The small whiskers located on the back of your cat’s front legs help them while climbing. Using these little whiskers, they’re able to make that perfect jump and stick the landing! I’ve seen my cats make some pretty daring jumps, but they always seem to calculate it perfectly.
Ultra-sensitive whiskers mean a cat is able to “see” in the dark. Their vision is better in low-light situations, however cats can’t see very well in total darkness. When it’s completely dark, they rely on whiskers to tell them where objects are and how to navigate a room.
With how incredibly important whiskers are to a cat’s daily life, you should never do anything to trim or cut off their whiskers.
What happens when you cut off a cat’s whiskers?
Cutting off a cat’s whiskers is like taking away their sense — similar to if you took away a human’s sense of touch. Some people think they might need to trim their cat’s whiskers, but this a huge misconception.
If you cut off your cat’s whiskers, they’ll likely feel disoriented and scared. Since whiskers help a cat to get a feel for their environment, this will completely be thrown off. Cats need their whiskers to remain the length they already are, and not to be messed with.
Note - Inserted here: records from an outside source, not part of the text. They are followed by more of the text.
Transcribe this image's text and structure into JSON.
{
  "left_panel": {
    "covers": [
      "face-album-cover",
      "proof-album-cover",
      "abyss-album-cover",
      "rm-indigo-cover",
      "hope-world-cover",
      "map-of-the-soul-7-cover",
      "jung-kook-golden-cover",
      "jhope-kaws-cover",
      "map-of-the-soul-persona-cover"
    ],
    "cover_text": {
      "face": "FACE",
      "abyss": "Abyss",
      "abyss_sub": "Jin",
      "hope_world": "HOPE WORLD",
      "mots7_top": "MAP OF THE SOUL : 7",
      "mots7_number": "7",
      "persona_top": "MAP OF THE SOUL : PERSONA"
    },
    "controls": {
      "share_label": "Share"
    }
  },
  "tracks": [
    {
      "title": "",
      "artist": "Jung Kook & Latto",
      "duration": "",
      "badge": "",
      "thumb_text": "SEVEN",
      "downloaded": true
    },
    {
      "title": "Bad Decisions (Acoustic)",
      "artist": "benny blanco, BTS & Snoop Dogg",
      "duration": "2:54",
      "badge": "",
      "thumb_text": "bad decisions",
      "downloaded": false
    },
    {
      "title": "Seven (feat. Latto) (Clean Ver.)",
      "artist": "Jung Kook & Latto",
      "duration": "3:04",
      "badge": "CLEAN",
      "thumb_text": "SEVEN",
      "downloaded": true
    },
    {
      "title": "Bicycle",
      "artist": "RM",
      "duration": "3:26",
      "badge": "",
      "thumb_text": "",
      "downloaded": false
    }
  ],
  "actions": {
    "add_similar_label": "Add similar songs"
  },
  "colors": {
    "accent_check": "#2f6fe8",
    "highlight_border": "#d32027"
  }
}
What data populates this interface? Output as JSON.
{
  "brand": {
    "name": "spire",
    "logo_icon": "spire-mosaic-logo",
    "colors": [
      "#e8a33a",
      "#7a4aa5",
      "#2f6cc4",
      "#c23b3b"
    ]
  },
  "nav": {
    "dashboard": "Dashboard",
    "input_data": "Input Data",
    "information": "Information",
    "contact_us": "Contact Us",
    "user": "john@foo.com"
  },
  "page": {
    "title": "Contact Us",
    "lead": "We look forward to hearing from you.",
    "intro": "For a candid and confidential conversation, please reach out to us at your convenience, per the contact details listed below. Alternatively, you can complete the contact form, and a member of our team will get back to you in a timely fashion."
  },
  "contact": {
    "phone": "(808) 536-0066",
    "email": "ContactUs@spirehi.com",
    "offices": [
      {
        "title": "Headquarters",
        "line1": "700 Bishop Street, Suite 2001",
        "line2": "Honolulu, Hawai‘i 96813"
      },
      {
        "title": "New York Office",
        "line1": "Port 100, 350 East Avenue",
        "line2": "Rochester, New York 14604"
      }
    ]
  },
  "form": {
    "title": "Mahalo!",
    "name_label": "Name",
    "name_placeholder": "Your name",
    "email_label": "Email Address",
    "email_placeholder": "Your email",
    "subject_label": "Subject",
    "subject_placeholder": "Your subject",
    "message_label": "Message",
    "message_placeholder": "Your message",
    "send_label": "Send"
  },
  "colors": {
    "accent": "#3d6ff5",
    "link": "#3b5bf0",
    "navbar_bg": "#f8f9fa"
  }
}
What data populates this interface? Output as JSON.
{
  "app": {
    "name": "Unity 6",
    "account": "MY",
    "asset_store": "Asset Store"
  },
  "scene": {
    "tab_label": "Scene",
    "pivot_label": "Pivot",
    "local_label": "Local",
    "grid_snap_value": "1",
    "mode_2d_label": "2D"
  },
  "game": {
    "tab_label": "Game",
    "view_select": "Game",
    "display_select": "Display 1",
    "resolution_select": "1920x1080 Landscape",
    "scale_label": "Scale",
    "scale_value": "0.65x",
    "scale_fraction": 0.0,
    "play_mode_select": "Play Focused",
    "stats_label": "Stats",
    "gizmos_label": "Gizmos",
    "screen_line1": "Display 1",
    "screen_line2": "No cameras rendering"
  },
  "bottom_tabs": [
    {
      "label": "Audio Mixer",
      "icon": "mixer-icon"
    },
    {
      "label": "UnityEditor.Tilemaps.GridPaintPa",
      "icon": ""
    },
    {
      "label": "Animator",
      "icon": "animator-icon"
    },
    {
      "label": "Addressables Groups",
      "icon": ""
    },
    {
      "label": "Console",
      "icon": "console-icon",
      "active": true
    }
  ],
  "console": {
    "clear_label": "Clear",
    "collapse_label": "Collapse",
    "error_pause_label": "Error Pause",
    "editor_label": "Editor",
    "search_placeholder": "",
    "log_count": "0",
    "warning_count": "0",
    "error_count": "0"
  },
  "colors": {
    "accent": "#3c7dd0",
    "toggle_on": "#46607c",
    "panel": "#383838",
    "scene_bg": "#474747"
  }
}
Their whiskers can also be sensitive. For example, it’s important for your cat’s food bowl to be wide and shallow so they aren’t pressing on their whiskers when trying to eat. If you notice your cat not wanting to eat, or grabbing food out of the bowl, it might be time to look for a different sized bowl.
Why are my cat’s whiskers falling off?
Typically a cat has 12 whiskers on each side of their face, for a total of 24, and it’s totally normal for them to shed.
I have actually picked up one of my cat’s fallen whiskers and wondered what on Earth it was until I realized — their whiskers fall out! This is perfectly normal — it’s not strange to see your cat’s shed whisker or two. Just like hair, their whiskers will shed and grow back. It doesn’t happen all at once, and it’s really only noticeable if you see the shed whisker laying somewhere obvious.
Why Cat’s Whiskers Are So Incredible
The more I researched how important cat’s whiskers are to them, the more I became amazed at how these thick hairs play a part in almost every moment of a cat’s life. I have one cat that’s a Maine Coon mix — one of the largest breeds of cats. I always wondered why his whiskers were so huge, until I found out a cat’s whiskers are as wide as their body, and he’s definitely a big cat.
Cat’s whiskers also act as an indicator to their mood: a relaxed cat will have relaxed whiskers, while a tense cat will have its whiskers pushed back against their face. If your cat is excited, or in “play mode”, their whiskers might be pushed forward, ready to sense any sudden movements.
The width of a cat’s whiskers are what help them determine if they can fit into a narrow space. When their whiskers touch certain surfaces, they’re able to determine what kind of material and texture it is. If the breeze changes, a cat’s whiskers will pick up on it. If their prey moves, it changes the air current, and cats are able to detect where the motion came from — all with just their whiskers!
Whiskers serve as an invaluable tool to cats, and are just one of the many features that make cats such unique creatures.